Germany has a modern banking sector, but is often considered “over-banked,” as evidenced by
ongoing consolidation and low profit margins.
The country’s so-called “three-pillar” banking
system is made up of private commercial banks, cooperative banks, and the public banks
(savings banks, or Sparkassen, and the regional state-owned banks, or Landesbanken). The
private bank sector is dominated by Deutsche Bank and Commerzbank, accounting for 24% and
7.6% of all bank assets respectively (2012 figures). In efforts to raise capital ratios in advance of
new international guidelines (the Basel III agreement), both banks continue to shrink the size of
their balance sheets. Commerzbank received €18 billion in financial assistance from the federal
government in 2009, which gave the government a 25% stake in the bank (now reduced to 17%).
Germany’s regional state-owned banks were among the hardest hit by the crisis and continue to
face major challenges to their business models. The federal government is currently in the

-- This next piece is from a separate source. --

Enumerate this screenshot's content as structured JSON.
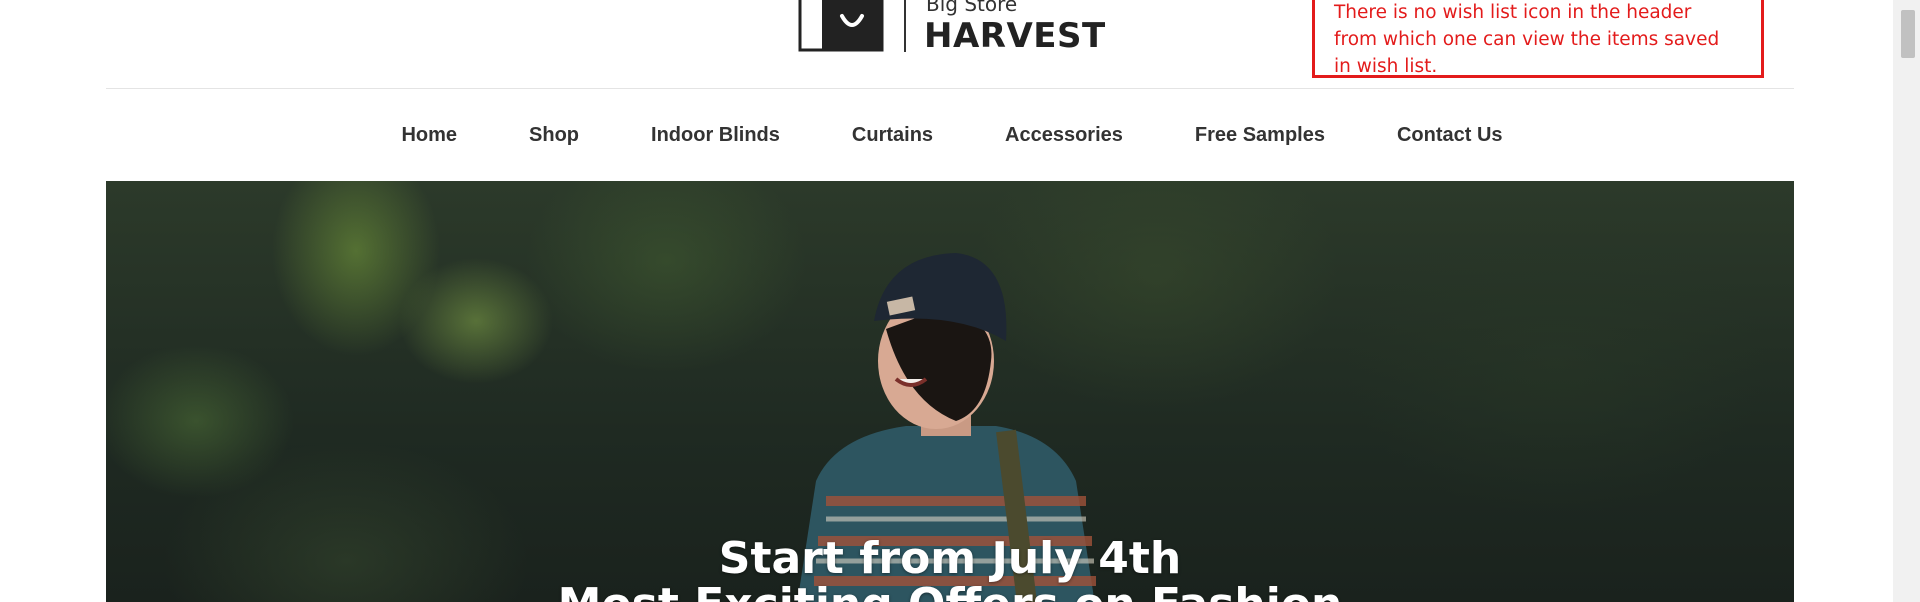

process of winding down several so-called “bad banks” composed of toxic assets of failed banks
WestLB and Hypo Real Estate.